Adam Pally and Rosa Salazar had natural chemistry together. How did the casting come together?
I know this sounds funny, but it really was one of those things that magically came to fruition. My agent knew Adam Pally, who was on our wish list for the role of Kevin. She sent him the script, and within days he came on board. He then suggested Rosa [with whom he worked on the film Search Party] and a similar thing happened. It really worked out – I think Adam’s comedic flair brought the best out of Rosa’s more dramatic background. 

On the supporting side, Peter Krause and Tony Hale were equally as impressive. Were they more challenging to cast?
At the start of production, we had still not cast the roles of Dr Newman [Hale] or Will [Krause]. Miraculously in the first [out of three] weeks, we saw a film poster with Tony Hale and we immediately thought, ‘Perfect!’ One of the film’s financiers, Haven Entertainment made a phone call and he was in. 

Peter Krause was more difficult but that was more because of an error on our part. Rosa knew him from Parenthood and sent him an email. When he didn’t get back, we gave up on the idea and started looking for someone else. She realised she had his wrong email. Once that was sorted, we were pleasantly surprised how enthusiastic he was about the project and subsequently how easy-going he was to work with. 

Because this is a dialogue-driven film, were you able to find time for rehearsals?
Even though this budget was more substantial than Freezer Burn, it was still under $1m, making for a tight three-week schedule that included 12 night shoots. So rehearsals were mainly done during camera and lighting set-ups. And because the schedule was so rigorous, there was no extra fluff. We didn’t veer far from the script; it was more about getting the shot and moving on to the next scene. 

How was the financing set up?
It’s always a struggle. I’ve been lucky to earn money working as a writer-producer in reality television so that, in addition to my wife’s support, allowed me to put forward a portion of the budget up front. Haven Entertainment stepped in and helped secure our final funding. 

Would you say comedy is your forte?
It’s definitely something that comes more naturally to me. Though the scripts that Seth and I shopped around were more mainstream ‘studio’ comedies, and they just didn’t seem to work. Thanks to the years of rejection, I realised that capturing an ‘indie spirit’ with comedy and drama is what I want to do.

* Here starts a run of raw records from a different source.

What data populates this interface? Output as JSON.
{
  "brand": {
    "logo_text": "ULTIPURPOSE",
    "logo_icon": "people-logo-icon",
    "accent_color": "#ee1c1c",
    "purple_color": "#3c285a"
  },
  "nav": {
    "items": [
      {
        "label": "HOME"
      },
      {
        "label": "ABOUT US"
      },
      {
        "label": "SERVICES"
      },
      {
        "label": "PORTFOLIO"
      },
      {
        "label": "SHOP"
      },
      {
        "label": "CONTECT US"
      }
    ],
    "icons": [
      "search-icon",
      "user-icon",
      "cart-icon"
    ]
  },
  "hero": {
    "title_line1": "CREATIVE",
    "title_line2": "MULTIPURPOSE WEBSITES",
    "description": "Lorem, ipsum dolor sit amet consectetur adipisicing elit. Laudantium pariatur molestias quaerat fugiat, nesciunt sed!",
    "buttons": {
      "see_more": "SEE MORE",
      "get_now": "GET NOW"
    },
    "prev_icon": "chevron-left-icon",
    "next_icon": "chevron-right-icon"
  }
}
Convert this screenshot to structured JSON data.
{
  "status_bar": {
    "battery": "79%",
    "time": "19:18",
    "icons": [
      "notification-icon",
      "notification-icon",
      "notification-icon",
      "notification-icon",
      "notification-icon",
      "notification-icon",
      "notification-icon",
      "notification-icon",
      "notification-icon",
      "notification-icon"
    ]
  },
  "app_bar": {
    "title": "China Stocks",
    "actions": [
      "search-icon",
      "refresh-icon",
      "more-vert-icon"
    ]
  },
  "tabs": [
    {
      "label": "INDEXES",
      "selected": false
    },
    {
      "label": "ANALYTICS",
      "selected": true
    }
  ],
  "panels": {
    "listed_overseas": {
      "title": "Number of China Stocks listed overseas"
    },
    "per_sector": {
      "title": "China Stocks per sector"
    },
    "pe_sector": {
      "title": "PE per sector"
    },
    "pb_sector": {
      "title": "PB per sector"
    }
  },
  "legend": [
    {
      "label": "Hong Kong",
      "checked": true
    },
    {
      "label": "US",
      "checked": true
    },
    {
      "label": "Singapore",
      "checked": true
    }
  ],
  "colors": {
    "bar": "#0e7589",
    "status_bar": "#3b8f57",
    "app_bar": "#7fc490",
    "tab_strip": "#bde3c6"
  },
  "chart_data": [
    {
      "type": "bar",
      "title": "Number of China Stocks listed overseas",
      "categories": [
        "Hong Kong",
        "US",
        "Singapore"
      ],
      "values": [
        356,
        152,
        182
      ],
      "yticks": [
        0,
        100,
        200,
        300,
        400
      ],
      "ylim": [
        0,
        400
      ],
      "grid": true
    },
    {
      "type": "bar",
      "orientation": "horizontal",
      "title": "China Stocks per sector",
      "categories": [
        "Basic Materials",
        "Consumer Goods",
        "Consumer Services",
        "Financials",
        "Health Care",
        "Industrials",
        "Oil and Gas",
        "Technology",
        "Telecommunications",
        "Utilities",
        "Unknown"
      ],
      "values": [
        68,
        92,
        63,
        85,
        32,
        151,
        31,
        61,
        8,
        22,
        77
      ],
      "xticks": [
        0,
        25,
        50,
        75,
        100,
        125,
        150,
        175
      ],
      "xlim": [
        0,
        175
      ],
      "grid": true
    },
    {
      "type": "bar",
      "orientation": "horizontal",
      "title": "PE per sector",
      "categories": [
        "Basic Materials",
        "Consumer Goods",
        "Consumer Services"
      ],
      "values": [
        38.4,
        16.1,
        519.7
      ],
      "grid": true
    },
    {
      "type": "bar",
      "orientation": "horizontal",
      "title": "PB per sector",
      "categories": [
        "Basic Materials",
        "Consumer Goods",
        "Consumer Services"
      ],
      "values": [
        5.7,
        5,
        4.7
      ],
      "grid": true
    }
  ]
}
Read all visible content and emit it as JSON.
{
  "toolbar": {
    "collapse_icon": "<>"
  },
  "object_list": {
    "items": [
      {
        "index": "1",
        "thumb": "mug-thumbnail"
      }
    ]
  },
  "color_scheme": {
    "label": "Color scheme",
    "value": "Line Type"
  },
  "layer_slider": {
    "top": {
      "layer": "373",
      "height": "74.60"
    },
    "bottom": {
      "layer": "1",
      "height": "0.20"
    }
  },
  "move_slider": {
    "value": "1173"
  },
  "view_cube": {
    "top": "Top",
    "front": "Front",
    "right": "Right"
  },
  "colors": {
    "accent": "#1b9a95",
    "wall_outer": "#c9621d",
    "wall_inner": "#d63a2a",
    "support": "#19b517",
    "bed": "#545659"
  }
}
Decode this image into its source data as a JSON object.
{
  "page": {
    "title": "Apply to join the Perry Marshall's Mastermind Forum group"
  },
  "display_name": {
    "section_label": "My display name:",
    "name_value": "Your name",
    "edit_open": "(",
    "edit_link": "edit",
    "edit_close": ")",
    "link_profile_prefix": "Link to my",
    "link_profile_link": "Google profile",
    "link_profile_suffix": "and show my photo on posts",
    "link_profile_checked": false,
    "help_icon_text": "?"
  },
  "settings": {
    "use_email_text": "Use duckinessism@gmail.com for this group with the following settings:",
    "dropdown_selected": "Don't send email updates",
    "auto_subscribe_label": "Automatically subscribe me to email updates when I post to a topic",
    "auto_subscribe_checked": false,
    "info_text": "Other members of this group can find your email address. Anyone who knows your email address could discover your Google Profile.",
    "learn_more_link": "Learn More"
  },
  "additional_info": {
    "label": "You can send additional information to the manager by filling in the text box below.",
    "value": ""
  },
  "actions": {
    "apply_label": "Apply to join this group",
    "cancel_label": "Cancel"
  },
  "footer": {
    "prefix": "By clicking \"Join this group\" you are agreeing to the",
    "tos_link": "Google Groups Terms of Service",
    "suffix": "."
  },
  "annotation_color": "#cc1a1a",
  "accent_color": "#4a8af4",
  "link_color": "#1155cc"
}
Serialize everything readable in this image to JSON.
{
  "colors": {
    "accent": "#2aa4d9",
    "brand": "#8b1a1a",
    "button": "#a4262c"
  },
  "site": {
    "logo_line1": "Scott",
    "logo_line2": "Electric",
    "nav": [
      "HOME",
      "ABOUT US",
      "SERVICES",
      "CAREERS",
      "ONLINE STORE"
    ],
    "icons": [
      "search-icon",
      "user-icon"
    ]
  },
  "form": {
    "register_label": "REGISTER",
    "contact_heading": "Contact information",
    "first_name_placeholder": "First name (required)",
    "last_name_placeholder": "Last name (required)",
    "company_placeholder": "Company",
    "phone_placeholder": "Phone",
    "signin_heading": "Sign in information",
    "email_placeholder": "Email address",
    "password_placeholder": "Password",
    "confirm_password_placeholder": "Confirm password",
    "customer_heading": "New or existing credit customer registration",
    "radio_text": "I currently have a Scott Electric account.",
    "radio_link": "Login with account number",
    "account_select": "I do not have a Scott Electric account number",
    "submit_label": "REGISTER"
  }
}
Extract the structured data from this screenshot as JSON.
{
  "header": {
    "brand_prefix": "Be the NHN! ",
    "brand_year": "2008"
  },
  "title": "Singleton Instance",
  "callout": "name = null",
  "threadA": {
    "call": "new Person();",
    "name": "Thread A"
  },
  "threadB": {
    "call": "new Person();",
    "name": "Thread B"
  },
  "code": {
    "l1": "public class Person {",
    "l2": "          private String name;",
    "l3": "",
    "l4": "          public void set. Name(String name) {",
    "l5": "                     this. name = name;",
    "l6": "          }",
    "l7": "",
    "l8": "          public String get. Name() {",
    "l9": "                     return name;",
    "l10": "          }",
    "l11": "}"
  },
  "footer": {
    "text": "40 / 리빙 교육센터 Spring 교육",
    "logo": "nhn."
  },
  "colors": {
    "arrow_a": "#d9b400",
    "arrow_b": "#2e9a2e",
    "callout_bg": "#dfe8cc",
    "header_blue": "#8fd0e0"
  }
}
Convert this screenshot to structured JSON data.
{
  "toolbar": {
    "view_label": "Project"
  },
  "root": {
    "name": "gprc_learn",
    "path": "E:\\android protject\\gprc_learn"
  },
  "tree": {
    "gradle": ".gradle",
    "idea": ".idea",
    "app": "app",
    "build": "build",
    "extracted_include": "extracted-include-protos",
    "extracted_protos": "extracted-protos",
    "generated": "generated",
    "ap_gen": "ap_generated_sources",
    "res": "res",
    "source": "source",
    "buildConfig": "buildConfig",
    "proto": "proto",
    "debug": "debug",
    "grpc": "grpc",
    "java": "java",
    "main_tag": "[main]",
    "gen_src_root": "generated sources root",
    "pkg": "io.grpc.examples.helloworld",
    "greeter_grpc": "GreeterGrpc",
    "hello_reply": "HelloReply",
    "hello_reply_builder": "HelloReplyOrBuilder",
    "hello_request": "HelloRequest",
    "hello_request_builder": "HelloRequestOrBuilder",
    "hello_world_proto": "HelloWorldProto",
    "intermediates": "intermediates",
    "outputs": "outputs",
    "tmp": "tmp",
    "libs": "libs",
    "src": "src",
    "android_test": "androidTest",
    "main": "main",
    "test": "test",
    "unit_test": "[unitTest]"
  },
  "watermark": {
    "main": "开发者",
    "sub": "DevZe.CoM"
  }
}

Have certain directors influenced your style of film-making?
Certainly. I did a degree in critical studies, and I fell in love with directors like Billy Wilder and Preston Sturges. Have you seen The Miracle Of Morgan’s Creek? I think he’s one of the most accomplished, yet underrated, writers of all time. In more recent years, I have become a Woody Allen film addict, as well as a big fan of Alexander Payne. They wonderfully capture comedy and emotion and have helped define a new genre in film-making.  

What’s next? 
I can’t say too much, but I will say I hope Seth and I, along with the family of [mostly] USC crewmembers we have worked together with since Freezer Burn, will be back in production soon. We have a couple scripts we’re working on that are in the vein of a comedy drama, but with a sci-fi twist.